When Li was stationed there, he had to put up with stinky clothes. He didn't throw away any food, even when it grew moldy, because fresh supplies couldn't be carried to the village. His nails became black with dirt and his skin toughened because of the gales that blow through the village. But he felt that he had experienced the "real" Tibet, and that his work in the villages had real meaning.

A worker from Beijing assigned to Lhasa who gave his surname as Wang said he has been in Tibet for only a year, but he has felt its influence on him. He works in the office which coordinates officials sent to Tibet.

"The first few months when I was here, I couldn't even sleep well," he said.

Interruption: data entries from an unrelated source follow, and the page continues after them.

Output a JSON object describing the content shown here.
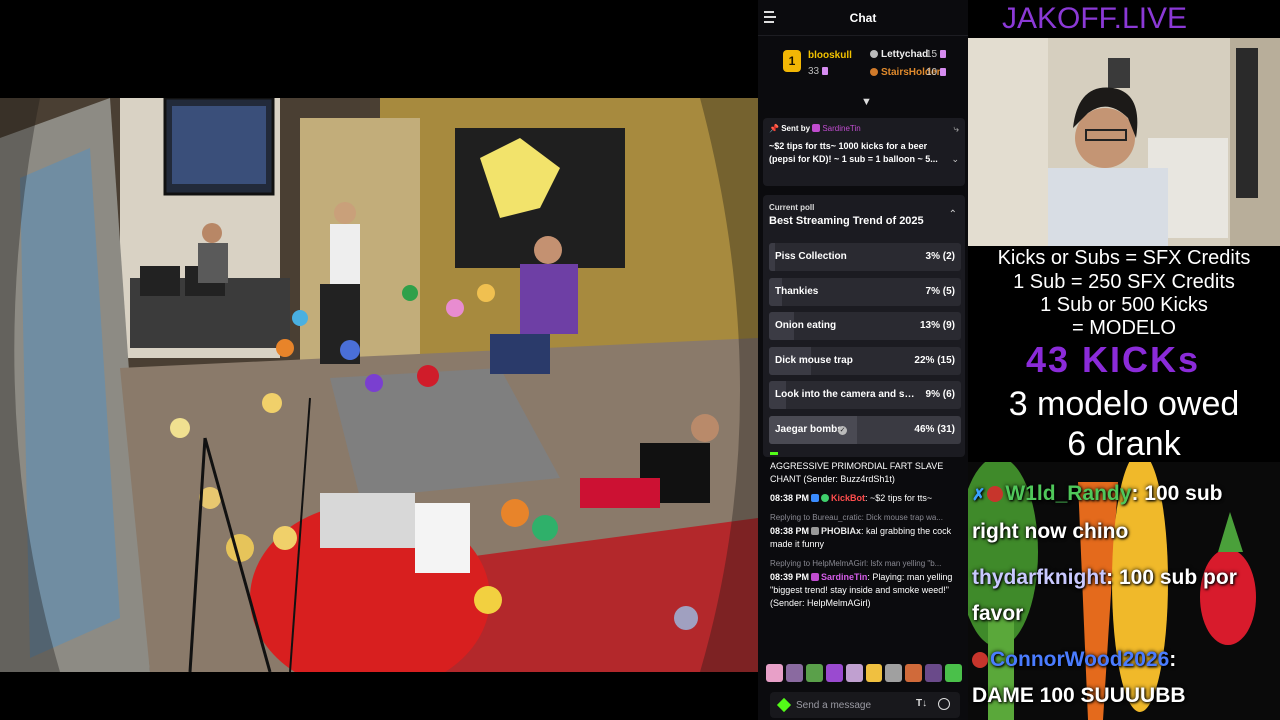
{
  "chat": {
    "title": "Chat",
    "leaderboard": [
      {
        "rank": "1",
        "name": "blooskull",
        "count": "33"
      },
      {
        "name": "Lettychad",
        "count": "15"
      },
      {
        "name": "StairsHolder",
        "count": "10"
      }
    ],
    "pinned": {
      "sent_by_label": "Sent by",
      "sender": "SardineTin",
      "message": "~$2 tips for tts~ 1000 kicks for a beer (pepsi for KD)! ~ 1 sub = 1 balloon ~ 5..."
    },
    "poll": {
      "label": "Current poll",
      "question": "Best Streaming Trend of 2025",
      "options": [
        {
          "name": "Piss Collection",
          "result": "3% (2)",
          "pct": 3
        },
        {
          "name": "Thankies",
          "result": "7% (5)",
          "pct": 7
        },
        {
          "name": "Onion eating",
          "result": "13% (9)",
          "pct": 13
        },
        {
          "name": "Dick mouse trap",
          "result": "22% (15)",
          "pct": 22
        },
        {
          "name": "Look into the camera and say \"...",
          "result": "9% (6)",
          "pct": 9
        },
        {
          "name": "Jaegar bombs",
          "result": "46% (31)",
          "pct": 46
        }
      ]
    },
    "messages": [
      {
        "text": "AGGRESSIVE PRIMORDIAL FART SLAVE CHANT (Sender: Buzz4rdSh1t)"
      },
      {
        "time": "08:38 PM",
        "user": "KickBot",
        "text": ": ~$2 tips for tts~"
      },
      {
        "reply": "Replying to Bureau_cratic: Dick mouse trap wa...",
        "time": "08:38 PM",
        "user": "PHOBIAx",
        "text": ": kal grabbing the cock made it funny"
      },
      {
        "reply": "Replying to HelpMelmAGirl: lsfx man yelling \"b...",
        "time": "08:39 PM",
        "user": "SardineTin",
        "text": ": Playing: man yelling \"biggest trend! stay inside and smoke weed!\" (Sender: HelpMelmAGirl)"
      }
    ],
    "input_placeholder": "Send a message"
  },
  "overlay": {
    "site": "JAKOFF.LIVE",
    "credits": [
      "Kicks or Subs = SFX Credits",
      "1 Sub = 250 SFX Credits",
      "1 Sub or 500 Kicks",
      "= MODELO"
    ],
    "kicks": "43 KICKs",
    "owed": "3 modelo owed",
    "drank": "6 drank",
    "chat": [
      {
        "user": "W1ld_Randy",
        "text": ": 100 sub right now chino"
      },
      {
        "user": "thydarfknight",
        "text": ": 100 sub por favor"
      },
      {
        "user": "ConnorWood2026",
        "text": ": DAME 100 SUUUUBB"
      }
    ]
  },
  "colors": {
    "kick_green": "#53fc18",
    "brand_purple": "#8b39d6",
    "leader_gold": "#f2b705"
  }
}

When he works at home, he relies heavily on an oxygen generator. He even made changes to the machine, attaching a longer tube so he could wear the mask in bed and keep inhaling pure oxygen even as he sleeps.

After a few months, Wang found he had developed health problems, with issues in his lungs and livers. He said he has also talked with others, and most have some kind of problem after being posted there. Some even worry that their organs would get larger due to the scarcity of oxygen.

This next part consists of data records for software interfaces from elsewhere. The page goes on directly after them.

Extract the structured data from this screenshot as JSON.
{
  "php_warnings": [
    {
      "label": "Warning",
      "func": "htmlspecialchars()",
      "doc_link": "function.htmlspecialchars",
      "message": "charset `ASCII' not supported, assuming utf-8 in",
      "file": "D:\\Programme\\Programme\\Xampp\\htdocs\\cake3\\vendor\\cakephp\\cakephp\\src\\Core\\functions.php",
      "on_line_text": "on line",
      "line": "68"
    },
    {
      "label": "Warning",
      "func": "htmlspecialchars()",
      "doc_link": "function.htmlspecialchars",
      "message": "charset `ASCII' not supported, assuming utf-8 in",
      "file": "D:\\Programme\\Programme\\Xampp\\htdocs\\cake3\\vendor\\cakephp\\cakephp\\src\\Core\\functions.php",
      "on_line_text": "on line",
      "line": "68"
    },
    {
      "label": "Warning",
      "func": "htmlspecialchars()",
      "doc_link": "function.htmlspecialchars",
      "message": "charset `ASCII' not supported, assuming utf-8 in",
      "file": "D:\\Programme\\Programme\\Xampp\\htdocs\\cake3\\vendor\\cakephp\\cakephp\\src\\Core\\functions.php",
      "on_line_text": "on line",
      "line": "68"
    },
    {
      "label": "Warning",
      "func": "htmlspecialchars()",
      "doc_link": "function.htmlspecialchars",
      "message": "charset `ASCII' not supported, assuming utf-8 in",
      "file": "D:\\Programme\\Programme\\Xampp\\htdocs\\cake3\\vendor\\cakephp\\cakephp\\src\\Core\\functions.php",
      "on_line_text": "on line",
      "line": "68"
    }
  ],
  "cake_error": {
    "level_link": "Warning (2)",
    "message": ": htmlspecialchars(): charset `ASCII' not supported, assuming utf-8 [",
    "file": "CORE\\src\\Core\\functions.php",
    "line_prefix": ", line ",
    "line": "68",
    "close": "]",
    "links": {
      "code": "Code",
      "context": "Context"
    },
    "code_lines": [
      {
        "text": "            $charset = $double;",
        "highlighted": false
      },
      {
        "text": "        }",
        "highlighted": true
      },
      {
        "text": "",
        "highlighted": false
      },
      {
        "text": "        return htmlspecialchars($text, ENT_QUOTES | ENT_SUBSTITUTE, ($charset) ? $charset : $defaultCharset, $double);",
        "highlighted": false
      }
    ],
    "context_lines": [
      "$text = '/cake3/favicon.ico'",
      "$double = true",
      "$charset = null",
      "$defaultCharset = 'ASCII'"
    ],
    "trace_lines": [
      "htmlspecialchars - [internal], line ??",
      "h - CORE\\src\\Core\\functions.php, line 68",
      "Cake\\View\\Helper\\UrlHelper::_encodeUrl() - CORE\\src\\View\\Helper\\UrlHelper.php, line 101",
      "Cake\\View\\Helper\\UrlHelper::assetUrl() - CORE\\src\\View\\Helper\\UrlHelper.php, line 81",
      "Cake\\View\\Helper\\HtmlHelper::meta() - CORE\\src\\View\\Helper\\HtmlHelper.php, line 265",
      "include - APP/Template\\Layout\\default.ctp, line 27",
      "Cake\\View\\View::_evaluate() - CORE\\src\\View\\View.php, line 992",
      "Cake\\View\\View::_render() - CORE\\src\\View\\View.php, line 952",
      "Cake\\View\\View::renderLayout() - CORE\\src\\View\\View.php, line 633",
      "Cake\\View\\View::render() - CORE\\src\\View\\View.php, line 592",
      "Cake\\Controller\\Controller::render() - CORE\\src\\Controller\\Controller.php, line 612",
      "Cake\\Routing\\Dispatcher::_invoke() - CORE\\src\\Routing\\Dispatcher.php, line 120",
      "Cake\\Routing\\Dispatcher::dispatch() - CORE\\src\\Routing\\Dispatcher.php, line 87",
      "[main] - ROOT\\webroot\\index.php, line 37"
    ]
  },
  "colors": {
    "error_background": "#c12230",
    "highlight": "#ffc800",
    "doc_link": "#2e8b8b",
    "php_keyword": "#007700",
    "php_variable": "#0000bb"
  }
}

Aid drawbacks

Some have criticized the system. First of all, some of the projects are not well-suited to locals' needs, especially farmers and herdsmen, who live in poverty-stricken areas that require the most aid.

In 1995-2007, Suzhou, East China's Jiangsu Province aided Linzhou township in Lhasa and helped it build schools, hospitals, training centers and markets. But the project also included building squares and statues in some villages. To Tibetan herdsmen and farmers, squares are of little use.

Another problem is workers and officials are only sent to Tibet for a few years at a time.

A local Tibetan official told media, "It really affects the job here. They need to get used to the weather in their first year, they can do something solid in their second year, but they'll be gone the next year."

Because of this system, some Tibet-aiding officials are called "migrating birds."

Therefore, locals need to be involved in these projects.

A successful example is a water pipe installed in a town in Xigaze. The decisions about where the pipe should go and what materials should be used were made collectively by the village, rather than solely by officials. Some villagers were given maintenance training and the pipe is still in use six years later.

This is in stark comparison to another water pipe in a different town. It was paid for by the central government and a team from another province came to set it up. But in the winter, it cracked due to the cold weather and none of the locals knew how to fix it.

"Aiding Tibet shouldn't be all about just using up the designated funds given by the government and finishing what one is 'required' to do in each term," Xiao Huaxin, Party chief of Longyan, Fujian Province, who was also an aid official to Tibet, told the China Youth Daily.

Newspaper headline: Building the plateau

Posted in: In-Depth

blog comments powered by Disqus